Fact Check

Does Disneyland's Matterhorn Have a Basketball Court?

It's not as elaborate as it sounds.

Published April 22, 2000

Scenes at the Disneyland theme park in Anaheim, California, United States. Cable cars passinghe Matterhorn mountain attraction and submarine base on the resort. June 1970. (Photo by Monte Fresco/Mirrorpix/Getty Images) (Monte Fresco/Mirrorpix/Getty Images)
Image Via Monte Fresco/Mirrorpix/Getty Images
A basketball court can be found within the top of Matterhorn mountain at Disneyland.

A small, attic-like space near the top of the Matterhorn structure does indeed contain a basketball rim, backboard, and floor markings. (This cramped area is smaller in size than a regulation half-court, so the term "basketball court" is used rather loosely here.)

This common piece of Disney lore has it that Disneyland's Matterhorn house a basketball court because at the time it was built, an Anaheim city ordinance prohibited the building of structures exceeding a certain height — with the single exception of sports facilities. In order to skirt this law, crafty ol' Walt Disney supposedly had a "basketball court" installed within the Matterhorn so that he could claim the structure to be a sports arena and thereby avoid the height restrictions. This legend is nothing more than a bit of fanciful fun: the Matterhorn was finished in 1959, but the city of Anaheim did not have regulations restricting the height of structures until the 1970s (and even if they had, they wouldn't have allowed Disney to get away with such a blatant violation of them based on semantic trickery).

The small area atop the Matterhorn is used as a rest and preparation area for the costumed climbers who sometimes entertain park guests by scaling the mountain.
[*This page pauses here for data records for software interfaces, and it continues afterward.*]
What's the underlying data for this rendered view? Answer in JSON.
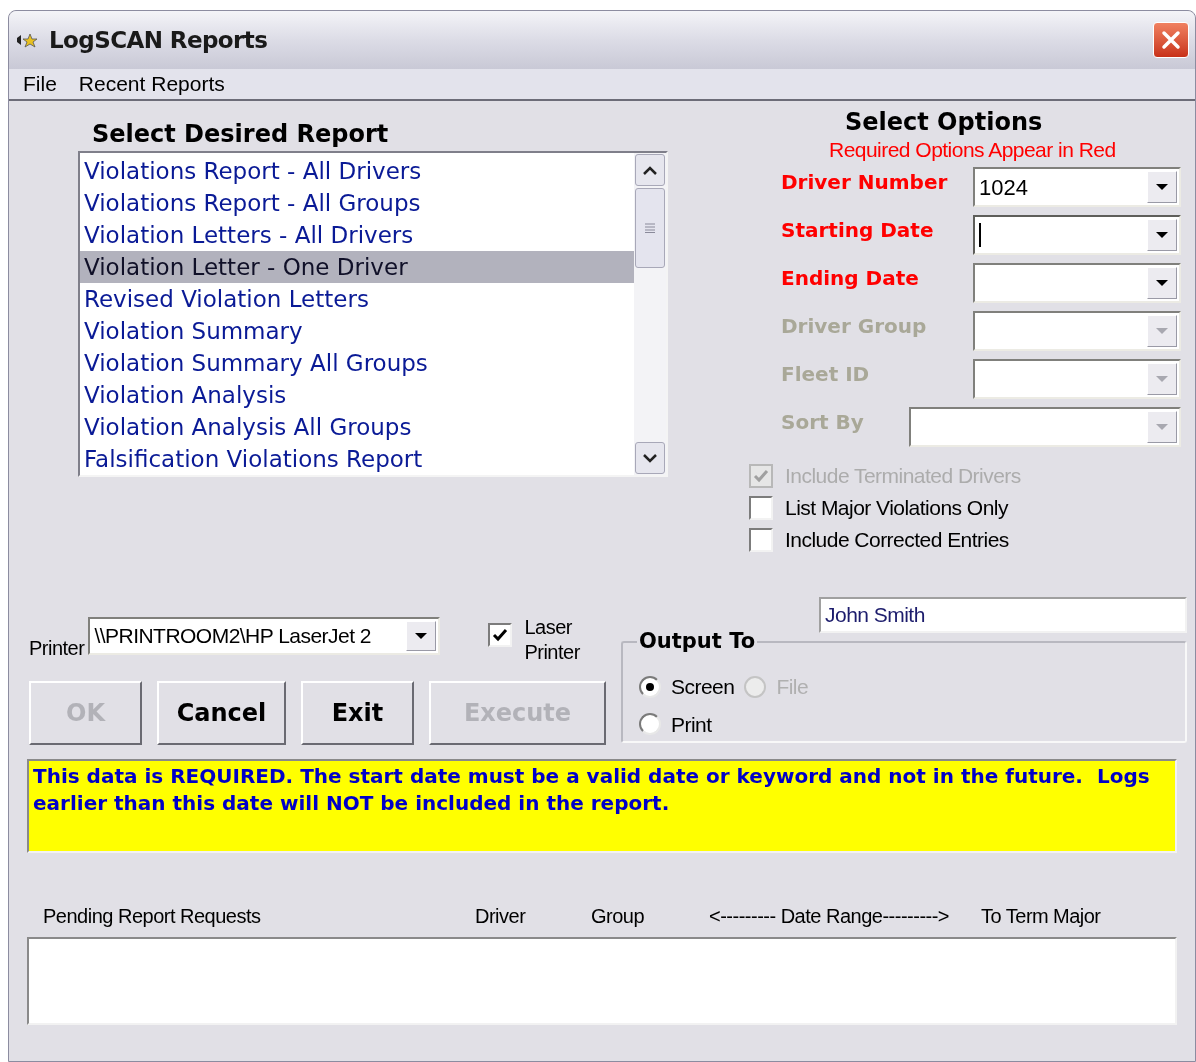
{
  "window": {
    "title": "LogSCAN Reports"
  },
  "menu": [
    {
      "label": "File"
    },
    {
      "label": "Recent Reports"
    }
  ],
  "report_list": {
    "heading": "Select Desired Report",
    "items": [
      {
        "label": "Violations Report - All Drivers",
        "selected": false
      },
      {
        "label": "Violations Report - All Groups",
        "selected": false
      },
      {
        "label": "Violation Letters - All Drivers",
        "selected": false
      },
      {
        "label": "Violation Letter - One Driver",
        "selected": true
      },
      {
        "label": "Revised Violation Letters",
        "selected": false
      },
      {
        "label": "Violation Summary",
        "selected": false
      },
      {
        "label": "Violation Summary All Groups",
        "selected": false
      },
      {
        "label": "Violation Analysis",
        "selected": false
      },
      {
        "label": "Violation Analysis All Groups",
        "selected": false
      },
      {
        "label": "Falsification Violations Report",
        "selected": false
      }
    ]
  },
  "options": {
    "heading": "Select Options",
    "note": "Required Options Appear in Red",
    "fields": [
      {
        "label": "Driver Number",
        "required": true,
        "disabled": false,
        "focused": false,
        "value": "1024"
      },
      {
        "label": "Starting Date",
        "required": true,
        "disabled": false,
        "focused": true
      },
      {
        "label": "Ending Date",
        "required": true,
        "disabled": false,
        "focused": false
      },
      {
        "label": "Driver Group",
        "required": false,
        "disabled": true,
        "focused": false
      },
      {
        "label": "Fleet ID",
        "required": false,
        "disabled": true,
        "focused": false
      },
      {
        "label": "Sort By",
        "required": false,
        "disabled": true,
        "focused": false
      }
    ],
    "checkboxes": [
      {
        "label": "Include Terminated Drivers",
        "checked": true,
        "disabled": true
      },
      {
        "label": "List Major Violations Only",
        "checked": false,
        "disabled": false
      },
      {
        "label": "Include Corrected Entries",
        "checked": false,
        "disabled": false
      }
    ]
  },
  "printer": {
    "label": "Printer",
    "value": "\\\\PRINTROOM2\\HP LaserJet 2",
    "laser": {
      "label": "Laser Printer",
      "checked": true
    }
  },
  "user_field": {
    "value": "John Smith"
  },
  "output_to": {
    "heading": "Output To",
    "options": [
      {
        "label": "Screen",
        "selected": true,
        "disabled": false
      },
      {
        "label": "File",
        "selected": false,
        "disabled": true
      },
      {
        "label": "Print",
        "selected": false,
        "disabled": false
      }
    ]
  },
  "buttons": [
    {
      "label": "OK",
      "disabled": true
    },
    {
      "label": "Cancel",
      "disabled": false
    },
    {
      "label": "Exit",
      "disabled": false
    },
    {
      "label": "Execute",
      "disabled": true
    }
  ],
  "message": "This data is REQUIRED. The start date must be a valid date or keyword and not in the future.  Logs earlier than this date will NOT be included in the report.",
  "pending": {
    "columns": [
      "Pending Report Requests",
      "Driver",
      "Group",
      "<--------- Date Range--------->",
      "To Term",
      "Major"
    ]
  }
}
According to the Disney Channel program "Inside Out," the basketball court came to be when one of these climbers brought in and installed a basketball hoop and backboard for use as an amusement to pass the time when inclement weather or other conditions prevented the climbers from working outside the mountain.


Koenig, David.   Mouse Tales: A Behind-the-Ears Look at Disneyland.     Irvine, CA: Bonaventure Press, 1994.   ISBN 0-9640605-5-8   (p. 52).
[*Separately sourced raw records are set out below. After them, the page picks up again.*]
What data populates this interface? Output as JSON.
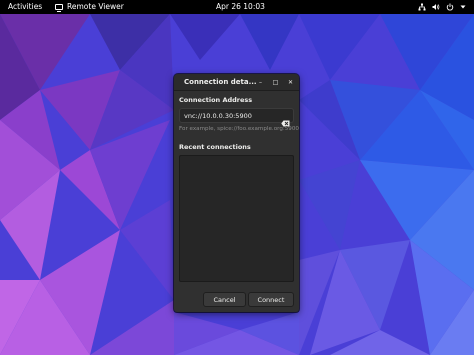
{
  "colors": {
    "topbar": "#000000",
    "dialog_bg": "#303030",
    "entry_bg": "#262626",
    "hint_text": "#8a8a8a",
    "wallpaper_base": "#4a3fd6"
  },
  "topbar": {
    "activities": "Activities",
    "app_name": "Remote Viewer",
    "app_icon": "remote-viewer-icon",
    "clock": "Apr 26  10:03",
    "status_icons": [
      "network-icon",
      "volume-icon",
      "power-icon",
      "chevron-down-icon"
    ]
  },
  "dialog": {
    "title": "Connection deta...",
    "window_buttons": {
      "minimize": "–",
      "maximize": "□",
      "close": "✕"
    },
    "address_label": "Connection Address",
    "address_value": "vnc://10.0.0.30:5900",
    "clear_icon": "backspace-clear-icon",
    "hint": "For example, spice://foo.example.org:5900",
    "recent_label": "Recent connections",
    "recent_items": [],
    "cancel": "Cancel",
    "connect": "Connect"
  }
}
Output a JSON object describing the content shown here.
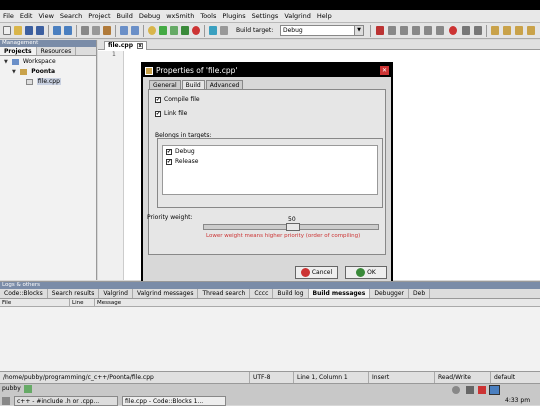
{
  "menu": [
    "File",
    "Edit",
    "View",
    "Search",
    "Project",
    "Build",
    "Debug",
    "wxSmith",
    "Tools",
    "Plugins",
    "Settings",
    "Valgrind",
    "Help"
  ],
  "toolbar": {
    "build_target_label": "Build target:",
    "build_target_value": "Debug"
  },
  "management": {
    "title": "Management",
    "tabs": [
      "Projects",
      "Resources"
    ],
    "tree": {
      "workspace": "Workspace",
      "project": "Poonta",
      "file": "file.cpp"
    }
  },
  "editor": {
    "tab_label": "file.cpp",
    "line_number": "1"
  },
  "dialog": {
    "title": "Properties of 'file.cpp'",
    "tabs": [
      "General",
      "Build",
      "Advanced"
    ],
    "compile_file": "Compile file",
    "link_file": "Link file",
    "belongs_label": "Belongs in targets:",
    "targets": [
      "Debug",
      "Release"
    ],
    "priority_label": "Priority weight:",
    "priority_value": "50",
    "priority_hint": "Lower weight means higher priority (order of compiling)",
    "cancel_label": "Cancel",
    "ok_label": "OK"
  },
  "logs": {
    "title": "Logs & others",
    "tabs": [
      "Code::Blocks",
      "Search results",
      "Valgrind",
      "Valgrind messages",
      "Thread search",
      "Cccc",
      "Build log",
      "Build messages",
      "Debugger",
      "Deb"
    ],
    "columns": [
      "File",
      "Line",
      "Message"
    ]
  },
  "status": {
    "path": "/home/pubby/programming/c_c++/Poonta/file.cpp",
    "encoding": "UTF-8",
    "position": "Line 1, Column 1",
    "mode": "Insert",
    "access": "Read/Write",
    "extra": "default"
  },
  "taskbar": {
    "user": "pubby",
    "tasks": [
      "c++ - #include .h or .cpp...",
      "file.cpp - Code::Blocks 1..."
    ],
    "clock": "4:33 pm"
  },
  "colors": {
    "panel_header": "#7a8ca8",
    "hint_red": "#cc3333"
  }
}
Oliande, Sylvia L.   "Secrets Revealed."     Los Angeles Times.   30 December 1994   (Valley Life; p. 27).

David Mikkelson founded the site now known as snopes.com back in 1994.